## WHAT THIS TASK INVOLVES:
Retrieve every line of the data holding the word "label".

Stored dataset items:
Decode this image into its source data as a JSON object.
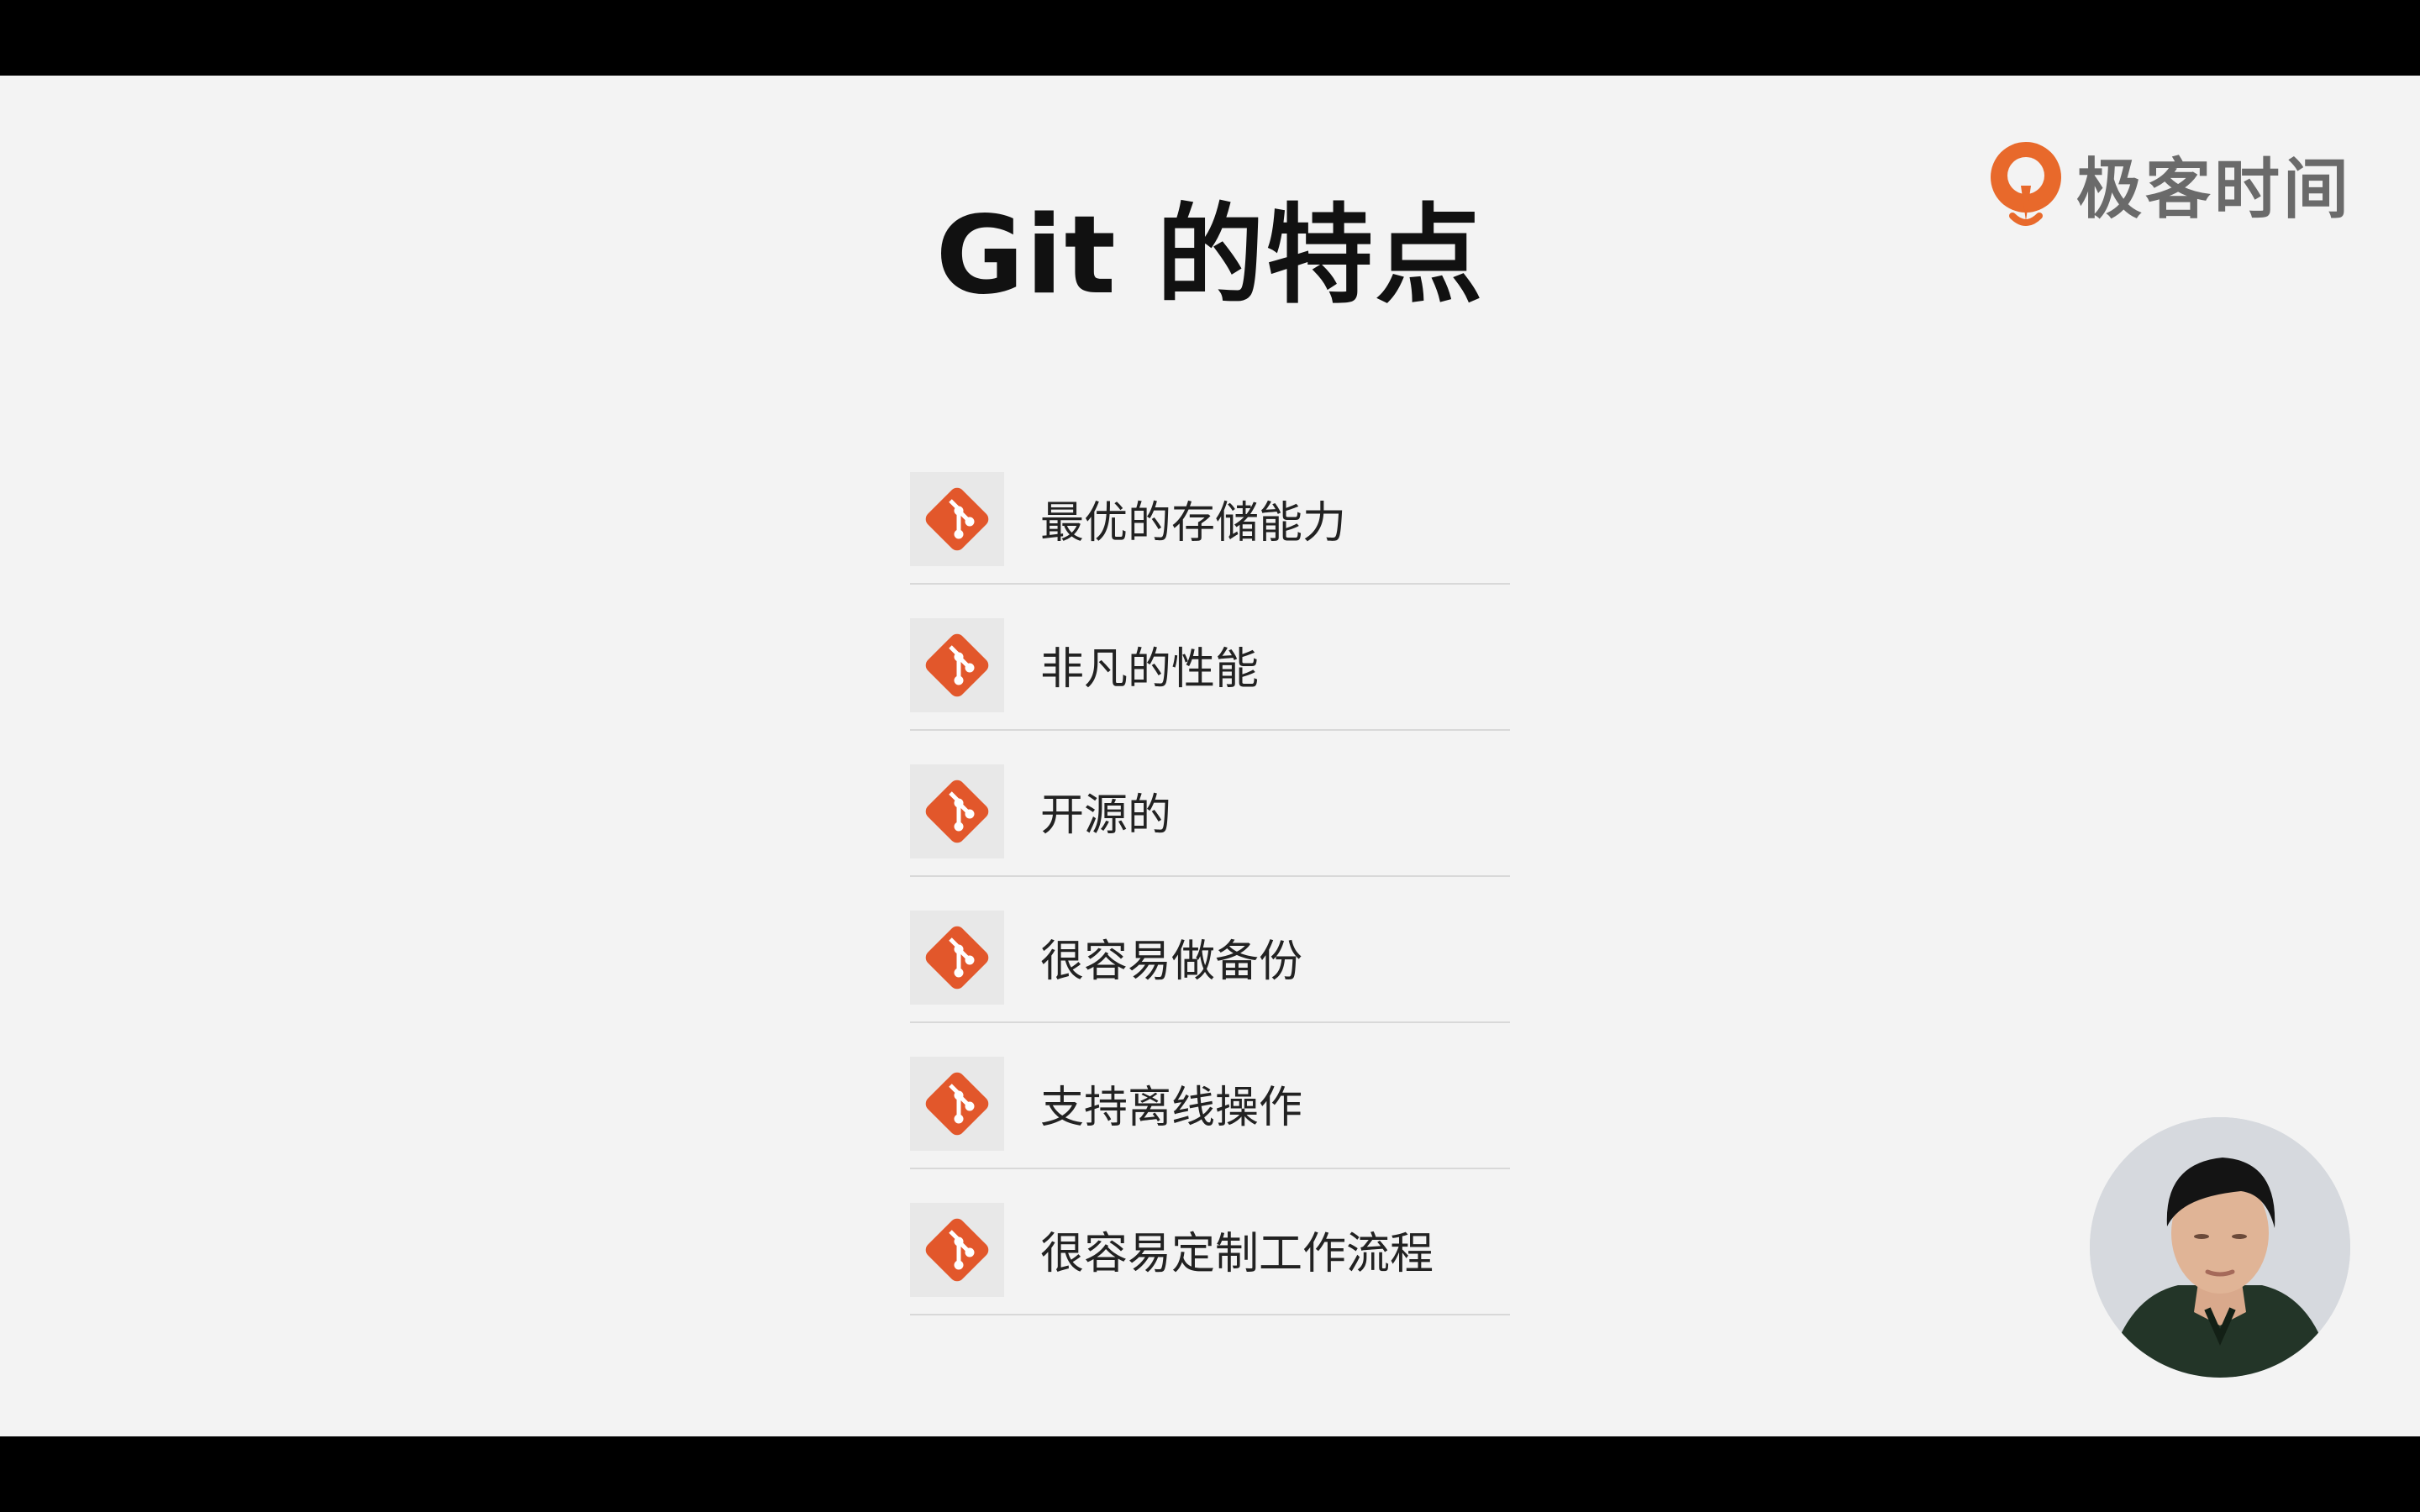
{
  "slide": {
    "title": "Git 的特点",
    "brand": {
      "name": "极客时间",
      "accent": "#e8692b"
    },
    "features": [
      {
        "label": "最优的存储能力",
        "icon": "git-icon"
      },
      {
        "label": "非凡的性能",
        "icon": "git-icon"
      },
      {
        "label": "开源的",
        "icon": "git-icon"
      },
      {
        "label": "很容易做备份",
        "icon": "git-icon"
      },
      {
        "label": "支持离线操作",
        "icon": "git-icon"
      },
      {
        "label": "很容易定制工作流程",
        "icon": "git-icon"
      }
    ],
    "git_icon_color": "#e2572b",
    "presenter": {
      "icon": "presenter-video"
    }
  }
}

## TASK RESPONSE:
        "label": "最优的存储能力",
        "label": "非凡的性能",
        "label": "开源的",
        "label": "很容易做备份",
        "label": "支持离线操作",
        "label": "很容易定制工作流程",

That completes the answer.